[root@00-0c-29-58-5d-8d /zones/home/vmloop-smap-new]# ./a.out panic[cpu0]/thread=ffffff01ab3770c0: BAD TRAP: type=e (#pf Page fault) rp=ffffff000468bb70 addr=8050ff0 occurred in module "vmloop" due to an illegal access to a user address a.out: #pf Page fault Bad kernel fault at addr=0x8050ff0 pid=108003, pc=0xfffffffff7f40e71, sp=0xffffff000468bc60, eflags=0x10282 cr0: 8005003b<pg,wp,ne,et,ts,mp,pe> cr4: 3406b8<smap,smep,osxsav,xmme,fxsr,pge,pae,pse,de> cr2: 8050ff0cr3: 1f120000cr8: 0 rdi: c500000000 rsi: 42 rdx: 8050ff0 rcx: 100003 r8: ffffff02100d37e0 r9: ffffff000468be48 rax: ffffffffc0122f40 rbx: ffffff021c650100 rbp: ffffff000468bc60 r10: c5 r11: 0 r12: 3 r13: 42 r14: 8050ff0 r15: 3 fsb: 0 gsb: fffffffffbc478e0 ds: 4b es: 4b fs: 0 gs: 1c3 trp: e err: 1 rip: fffffffff7f40e71 cs: 30 rfl: 10282 rsp: ffffff000468bc60 ss: 38 CPU ADDRESS TIMESTAMP TYPE VC HANDLER PC 0 fffffffffbc28e80 c74f6cc3a1 trap e #pf vmloop_ioctl+4 0 fffffffffbc28d08 c74f6caad9 syse 36 ioctl feee6c35 0 fffffffffbc28b90 c74f6ae351 syse 5 open32 feee9133 0 fffffffffbc28a18 c74f6a58ae trap e #pf feeb8f31 0 fffffffffbc288a0 c74f69b77d trap e #pf feed17ae 0 fffffffffbc28728 c74f69842f syse 32 sysi86 feee9185 0 fffffffffbc285b0 c74f69373f sysc ac lwp_cond_broadca fefe4527 0 fffffffffbc28438 c74f6916e1 sysc ac lwp_cond_broadca fefe4527 0 fffffffffbc282c0 c74f68886d trap e #pf fee5a750 0 fffffffffbc28148 c74f6858d7 trap e #pf fee5a750 ffffff000468ba50 unix:real_mode_stop_cpu_stage2_end+bae4 () ffffff000468bb60 unix:trap+17db () ffffff000468bb70 unix:_cmntrap+1ca () ffffff000468bc60 vmloop:vmloop_ioctl+4 () ffffff000468bca0 genunix:cdev_ioctl+39 () ffffff000468bcf0 specfs:spec_ioctl+60 () ffffff000468bd80 genunix:fop_ioctl+55 () ffffff000468bea0 genunix:ioctl+9b () ffffff000468bf00 unix:brand_sys_sysenter+2be ()
A machine without SMAP should run the same code without a panic.
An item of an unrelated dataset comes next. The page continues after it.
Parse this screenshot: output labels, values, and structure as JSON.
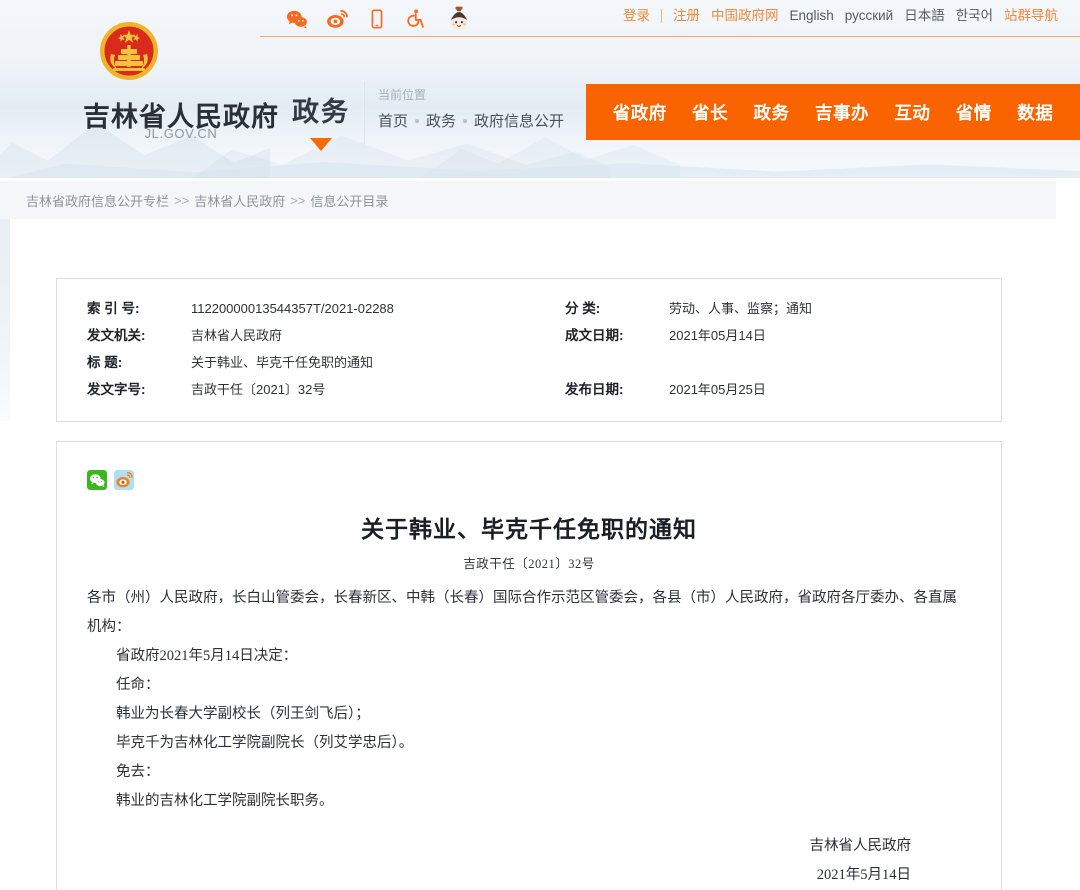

The following output shows this is the case:
[root@92-49-1a-ba-df-af /var/tmp/sam/vmloop-smap-panic]# sh install.sh [root@92-49-1a-ba-df-af /var/tmp/sam/vmloop-smap-panic]# ./a.out ioctl returned 0
Updated by John Levon 8 months ago
As well the original joyent side testing described above, I re-validated this test on:
- an old nehalem machine lacking smap
- a current-ish NUC under (Linux) KVM guest with smap on
- a current-ish laptop with smap on
and verified it booted and that the hot inlines etc. worked OK
Updated by Electric Monk 8 months ago
- Status changed from New to Closed
commit 425251fd07ab465313fb50dea0f1ac795be10e05 Author: Sam Gwydir <firstname.lastname@example.org> Date: 2020-04-07T18:12:38.000Z 9059 Simplify SMAP relocations with krtld Portions contributed by: John Levon <email@example.com> Reviewed by: Patrick Mooney <firstname.lastname@example.org> Approved by: Dan McDonald <email@example.com>